**WHAT TO PRODUCE:** Look through the data below. Show each line where the string "this" occurs.

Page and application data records

--- --- ---

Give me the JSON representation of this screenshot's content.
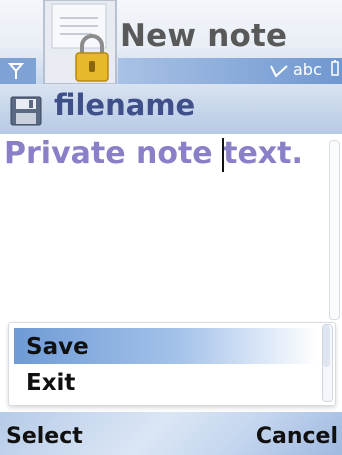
{
  "title_bar": {
    "title": "New note",
    "input_mode": "abc",
    "icons": [
      "notepad-lock-icon",
      "signal-icon",
      "edit-mode-icon",
      "battery-icon"
    ]
  },
  "filename_row": {
    "label": "filename",
    "icon": "floppy-disk-icon"
  },
  "editor": {
    "text": "Private note text."
  },
  "menu": {
    "items": [
      {
        "label": "Save",
        "selected": true
      },
      {
        "label": "Exit",
        "selected": false
      }
    ]
  },
  "softkeys": {
    "left": "Select",
    "right": "Cancel"
  },
  "colors": {
    "title_text": "#595959",
    "filename_text": "#3f4f8a",
    "note_text": "#8a80c8",
    "selection": "#6e9bd6",
    "status_strip": "#6f97d0"
  }
}
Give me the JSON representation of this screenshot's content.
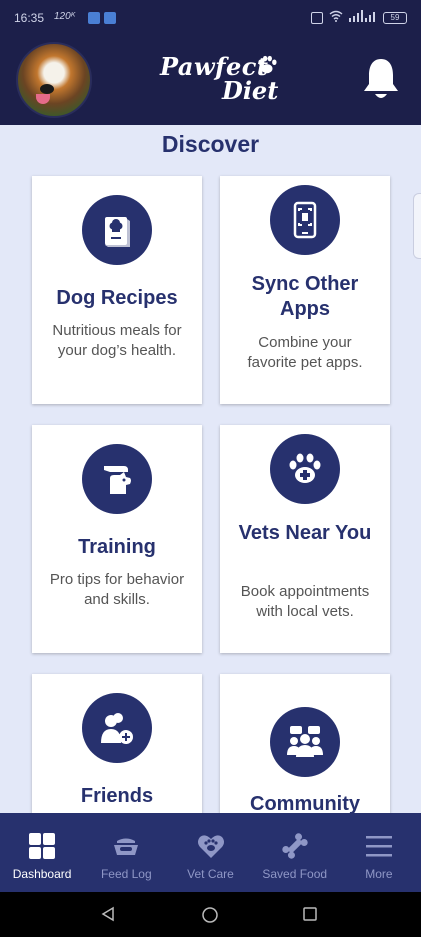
{
  "status_bar": {
    "time": "16:35",
    "network": "120ᴷ",
    "battery": "59"
  },
  "header": {
    "logo_line1": "Pawfect",
    "logo_line2": "Diet"
  },
  "page_title": "Discover",
  "cards": [
    {
      "title": "Dog Recipes",
      "desc": "Nutritious meals for your dog’s health.",
      "icon": "recipe-book-icon"
    },
    {
      "title": "Sync Other Apps",
      "desc": "Combine your favorite pet apps.",
      "icon": "phone-scan-icon"
    },
    {
      "title": "Training",
      "desc": "Pro tips for behavior and skills.",
      "icon": "hand-dog-icon"
    },
    {
      "title": "Vets Near You",
      "desc": "Book appointments with local vets.",
      "icon": "paw-plus-icon"
    },
    {
      "title": "Friends",
      "desc": "",
      "icon": "add-friend-icon"
    },
    {
      "title": "Community",
      "desc": "",
      "icon": "community-icon"
    }
  ],
  "nav": [
    {
      "label": "Dashboard",
      "icon": "dashboard-icon",
      "active": true
    },
    {
      "label": "Feed Log",
      "icon": "food-bowl-icon",
      "active": false
    },
    {
      "label": "Vet Care",
      "icon": "heart-paw-icon",
      "active": false
    },
    {
      "label": "Saved Food",
      "icon": "bone-icon",
      "active": false
    },
    {
      "label": "More",
      "icon": "menu-icon",
      "active": false
    }
  ],
  "colors": {
    "navy": "#1c1f4a",
    "accent": "#27316e",
    "background": "#e3e8f8"
  }
}
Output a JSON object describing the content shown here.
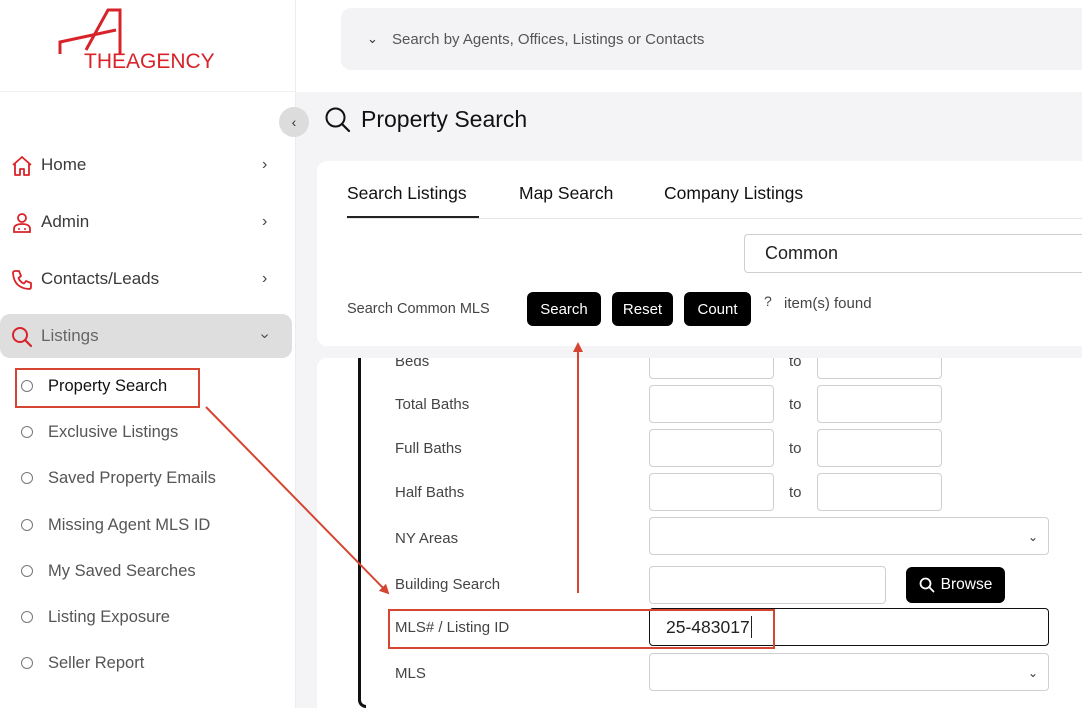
{
  "brand": {
    "logo_text": "THEAGENCY"
  },
  "topbar": {
    "search_placeholder": "Search by Agents, Offices, Listings or Contacts"
  },
  "sidebar": {
    "items": [
      {
        "label": "Home",
        "icon": "home-icon"
      },
      {
        "label": "Admin",
        "icon": "admin-icon"
      },
      {
        "label": "Contacts/Leads",
        "icon": "phone-icon"
      },
      {
        "label": "Listings",
        "icon": "search-icon"
      }
    ],
    "subitems": [
      {
        "label": "Property Search"
      },
      {
        "label": "Exclusive Listings"
      },
      {
        "label": "Saved Property Emails"
      },
      {
        "label": "Missing Agent MLS ID"
      },
      {
        "label": "My Saved Searches"
      },
      {
        "label": "Listing Exposure"
      },
      {
        "label": "Seller Report"
      }
    ]
  },
  "page": {
    "title": "Property Search"
  },
  "tabs": [
    {
      "label": "Search Listings"
    },
    {
      "label": "Map Search"
    },
    {
      "label": "Company Listings"
    }
  ],
  "search_panel": {
    "mls_select": "Common",
    "label": "Search Common MLS",
    "search_btn": "Search",
    "reset_btn": "Reset",
    "count_btn": "Count",
    "count_value": "?",
    "found_text": "item(s) found"
  },
  "form": {
    "beds_label": "Beds",
    "total_baths_label": "Total Baths",
    "full_baths_label": "Full Baths",
    "half_baths_label": "Half Baths",
    "ny_areas_label": "NY Areas",
    "building_search_label": "Building Search",
    "browse_btn": "Browse",
    "mls_id_label": "MLS# / Listing ID",
    "mls_id_value": "25-483017",
    "mls_label": "MLS",
    "to_text": "to"
  },
  "colors": {
    "brand_red": "#d8232a",
    "annotation_red": "#d64532"
  }
}
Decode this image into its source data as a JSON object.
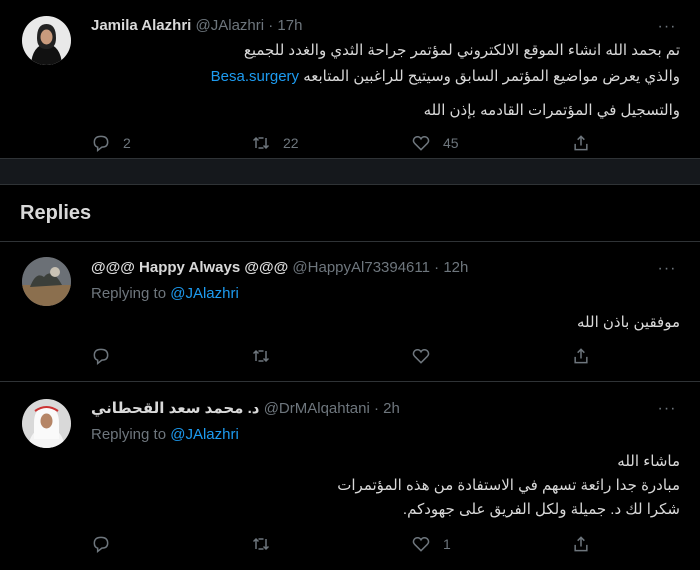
{
  "main_tweet": {
    "name": "Jamila Alazhri",
    "handle": "@JAlazhri",
    "time": "17h",
    "lines": [
      "تم بحمد الله انشاء الموقع الالكتروني لمؤتمر جراحة الثدي والغدد للجميع",
      "والذي يعرض مواضيع المؤتمر السابق وسيتيح للراغبين المتابعه",
      "والتسجيل في المؤتمرات القادمه بإذن الله"
    ],
    "link": "Besa.surgery",
    "reply_count": "2",
    "retweet_count": "22",
    "like_count": "45"
  },
  "section": {
    "title": "Replies"
  },
  "replies": [
    {
      "name": "@@@ Happy Always @@@",
      "handle": "@HappyAl73394611",
      "time": "12h",
      "replying_label": "Replying to",
      "replying_to": "@JAlazhri",
      "lines": [
        "موفقين باذن الله"
      ],
      "like_count": ""
    },
    {
      "name": "د. محمد سعد القحطاني",
      "handle": "@DrMAlqahtani",
      "time": "2h",
      "replying_label": "Replying to",
      "replying_to": "@JAlazhri",
      "lines": [
        "ماشاء الله",
        "مبادرة جدا رائعة تسهم في الاستفادة من هذه المؤتمرات",
        "شكرا لك د. جميلة ولكل الفريق على جهودكم."
      ],
      "like_count": "1"
    }
  ],
  "icons": {
    "reply": "reply-icon",
    "retweet": "retweet-icon",
    "like": "like-icon",
    "share": "share-icon",
    "more": "more-icon"
  },
  "colors": {
    "background": "#000000",
    "link": "#1d9bf0",
    "muted": "#6e767d",
    "divider_band": "#15181c"
  }
}
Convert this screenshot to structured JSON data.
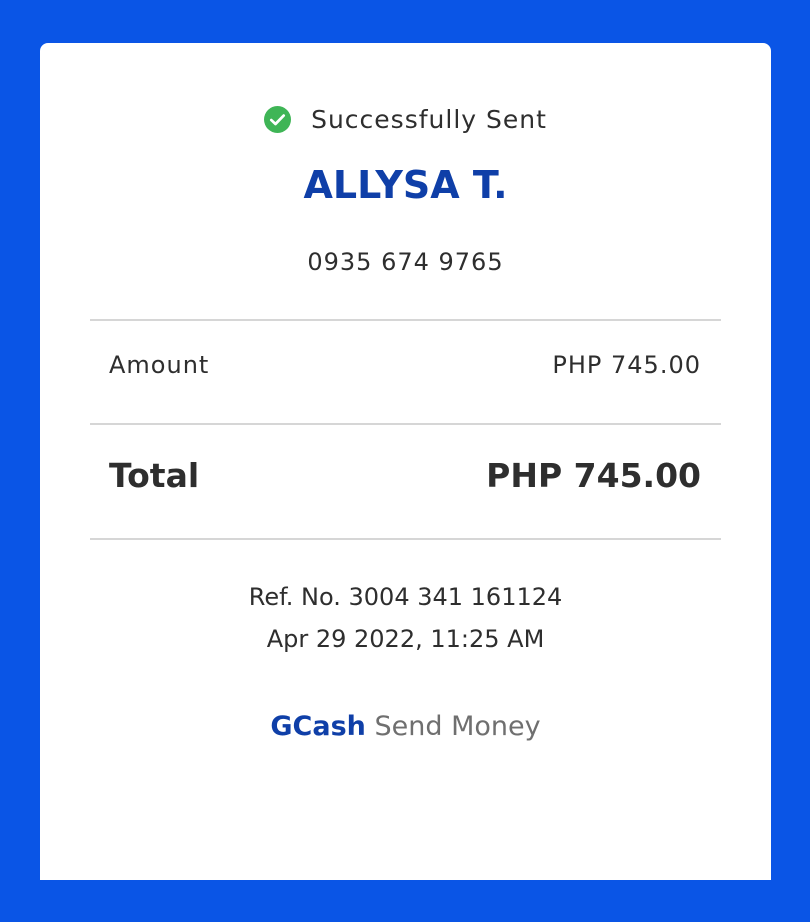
{
  "status": {
    "text": "Successfully Sent",
    "icon": "check-circle-icon",
    "icon_color": "#3fb556"
  },
  "recipient": {
    "name": "ALLYSA T.",
    "phone": "0935 674 9765"
  },
  "amount": {
    "label": "Amount",
    "value": "PHP 745.00"
  },
  "total": {
    "label": "Total",
    "value": "PHP 745.00"
  },
  "transaction": {
    "ref_no": "Ref. No. 3004 341 161124",
    "datetime": "Apr 29 2022, 11:25 AM"
  },
  "brand": {
    "name": "GCash",
    "service": "Send Money"
  },
  "colors": {
    "background": "#0a55e6",
    "accent": "#0f3fa8",
    "card": "#ffffff"
  }
}
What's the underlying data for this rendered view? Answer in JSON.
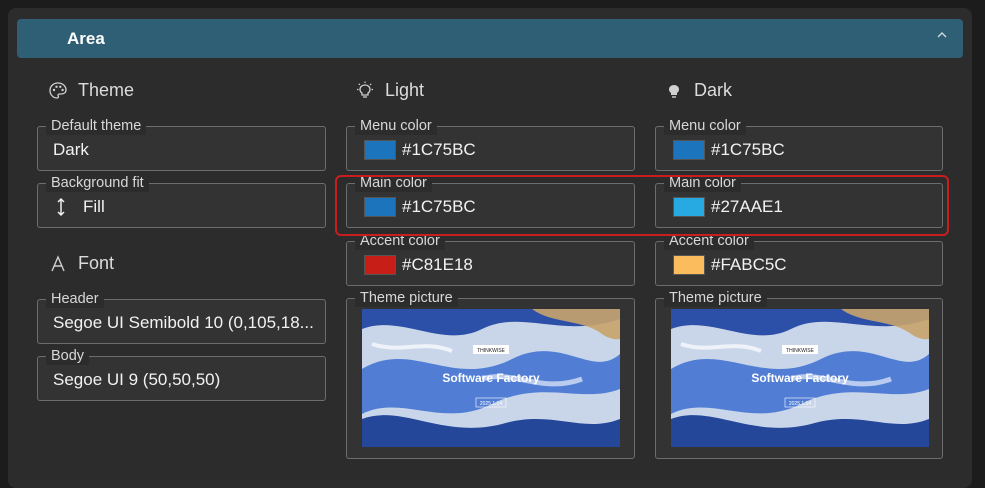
{
  "area": {
    "title": "Area"
  },
  "theme": {
    "title": "Theme",
    "default_theme": {
      "label": "Default theme",
      "value": "Dark"
    },
    "background_fit": {
      "label": "Background fit",
      "value": "Fill"
    }
  },
  "font": {
    "title": "Font",
    "header": {
      "label": "Header",
      "value": "Segoe UI Semibold 10 (0,105,18..."
    },
    "body": {
      "label": "Body",
      "value": "Segoe UI 9 (50,50,50)"
    }
  },
  "light": {
    "title": "Light",
    "menu_color": {
      "label": "Menu color",
      "value": "#1C75BC",
      "swatch": "#1C75BC"
    },
    "main_color": {
      "label": "Main color",
      "value": "#1C75BC",
      "swatch": "#1C75BC"
    },
    "accent_color": {
      "label": "Accent color",
      "value": "#C81E18",
      "swatch": "#C81E18"
    },
    "theme_picture": {
      "label": "Theme picture",
      "logo": "THINKWISE",
      "title": "Software Factory",
      "version": "2025.1.14"
    }
  },
  "dark": {
    "title": "Dark",
    "menu_color": {
      "label": "Menu color",
      "value": "#1C75BC",
      "swatch": "#1C75BC"
    },
    "main_color": {
      "label": "Main color",
      "value": "#27AAE1",
      "swatch": "#27AAE1"
    },
    "accent_color": {
      "label": "Accent color",
      "value": "#FABC5C",
      "swatch": "#FABC5C"
    },
    "theme_picture": {
      "label": "Theme picture",
      "logo": "THINKWISE",
      "title": "Software Factory",
      "version": "2025.1.14"
    }
  },
  "colors": {
    "header_bar": "#2f5f74",
    "panel": "#2c2c2c",
    "highlight": "#c81e1e"
  }
}
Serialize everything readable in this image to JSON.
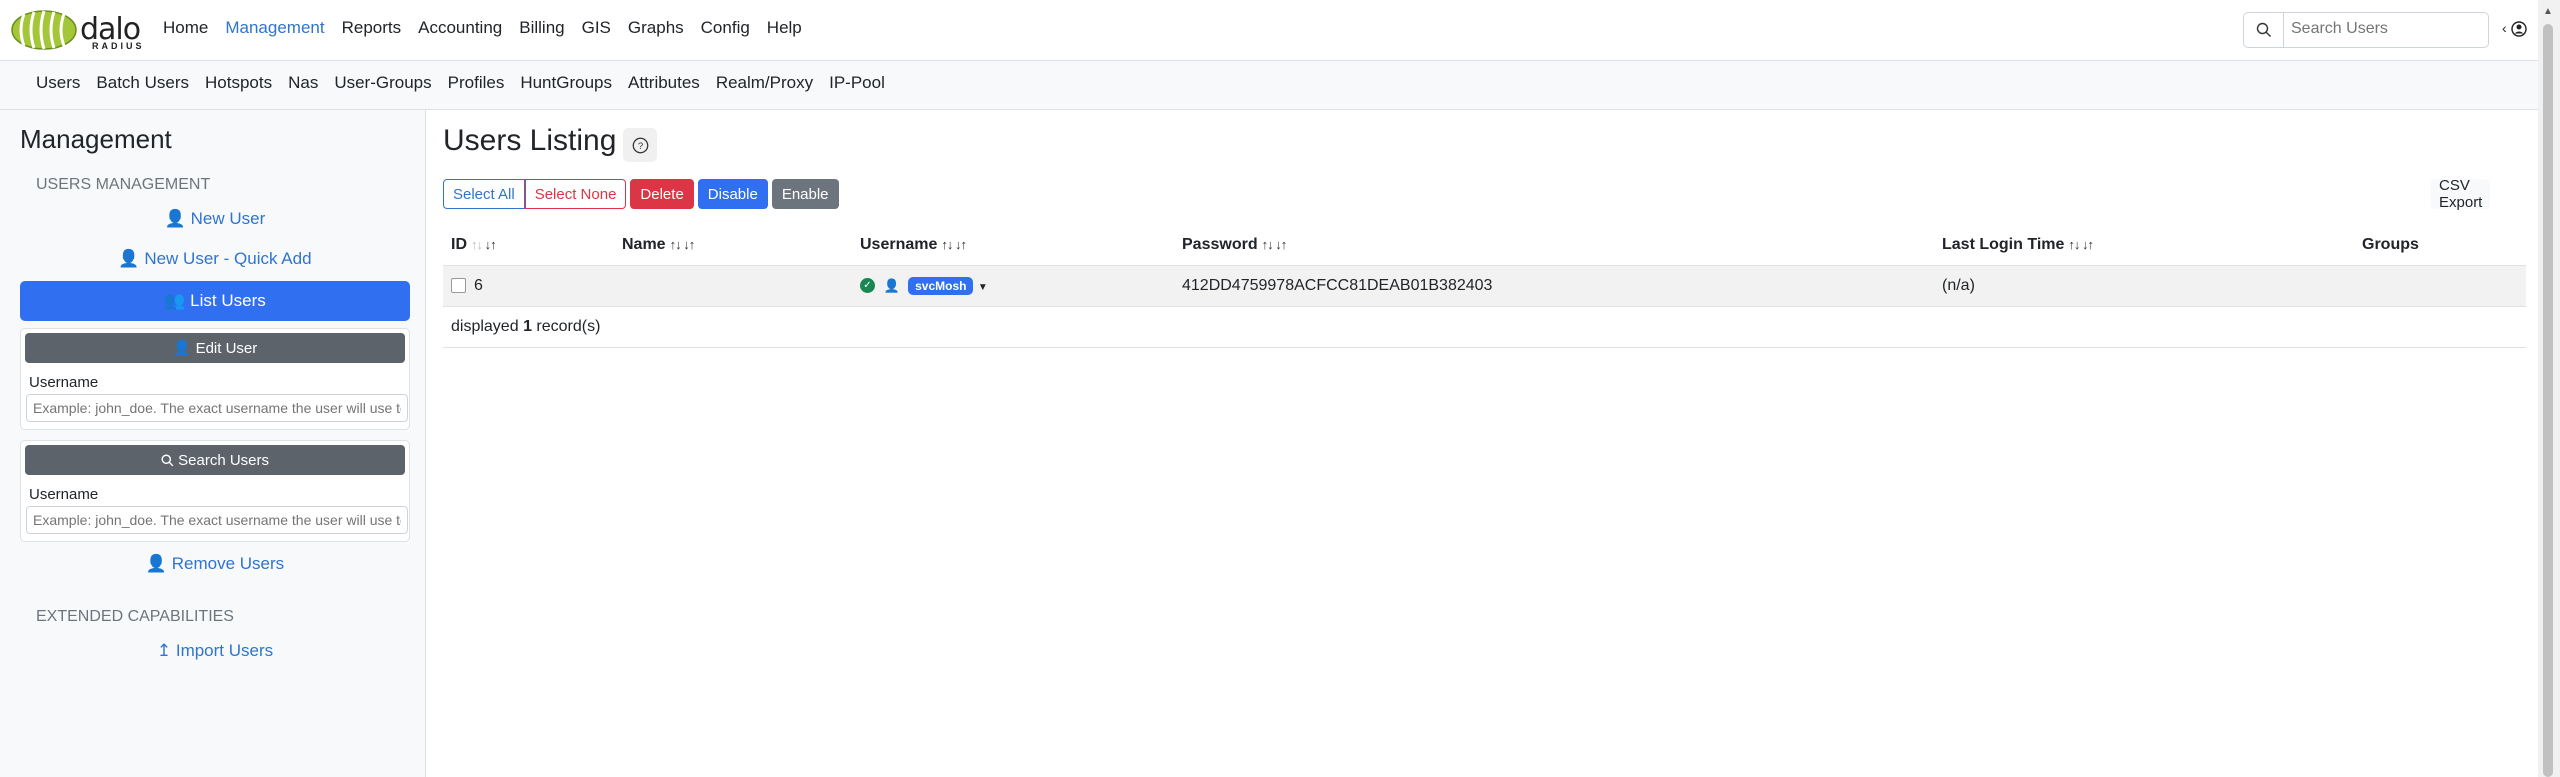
{
  "brand": {
    "logo_text": "dalo",
    "logo_sub": "RADIUS"
  },
  "main_nav": [
    "Home",
    "Management",
    "Reports",
    "Accounting",
    "Billing",
    "GIS",
    "Graphs",
    "Config",
    "Help"
  ],
  "main_nav_active": "Management",
  "search": {
    "placeholder": "Search Users"
  },
  "sub_nav": [
    "Users",
    "Batch Users",
    "Hotspots",
    "Nas",
    "User-Groups",
    "Profiles",
    "HuntGroups",
    "Attributes",
    "Realm/Proxy",
    "IP-Pool"
  ],
  "sidebar": {
    "title": "Management",
    "section_users": "USERS MANAGEMENT",
    "new_user": "New User",
    "new_user_quick": "New User - Quick Add",
    "list_users": "List Users",
    "edit_user": {
      "button": "Edit User",
      "label": "Username",
      "placeholder": "Example: john_doe. The exact username the user will use to log in"
    },
    "search_users": {
      "button": "Search Users",
      "label": "Username",
      "placeholder": "Example: john_doe. The exact username the user will use to log in"
    },
    "remove_users": "Remove Users",
    "section_extended": "EXTENDED CAPABILITIES",
    "import_users": "Import Users"
  },
  "content": {
    "title": "Users Listing",
    "buttons": {
      "select_all": "Select All",
      "select_none": "Select None",
      "delete": "Delete",
      "disable": "Disable",
      "enable": "Enable",
      "csv_export": "CSV Export"
    },
    "columns": [
      "ID",
      "Name",
      "Username",
      "Password",
      "Last Login Time",
      "Groups"
    ],
    "rows": [
      {
        "id": "6",
        "name": "",
        "username": "svcMosh",
        "password": "412DD4759978ACFCC81DEAB01B382403",
        "last_login": "(n/a)",
        "groups": ""
      }
    ],
    "footer_prefix": "displayed",
    "footer_count": "1",
    "footer_suffix": "record(s)"
  },
  "colors": {
    "accent": "#2f6ff0",
    "link": "#2f74d0",
    "danger": "#dc3545",
    "secondary": "#6c757d",
    "success": "#198754"
  }
}
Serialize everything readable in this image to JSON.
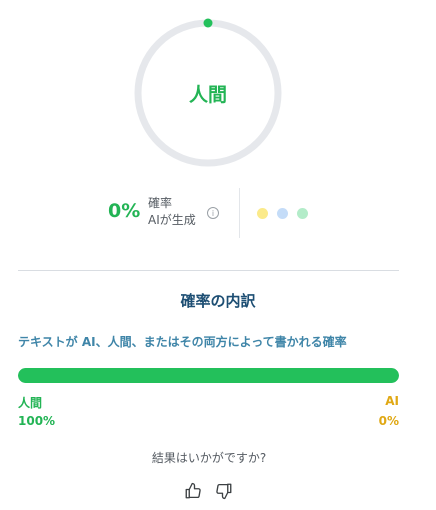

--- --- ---

**RESPONSE:**
Give me the JSON representation of this screenshot's content.
Give me the JSON representation of this screenshot's content.
Decode this image into its source data as a JSON object.
Convert this screenshot to structured JSON data.
What's the underlying data for this rendered view? Answer in JSON.
Serialize everything readable in this image to JSON.
Serialize everything readable in this image to JSON.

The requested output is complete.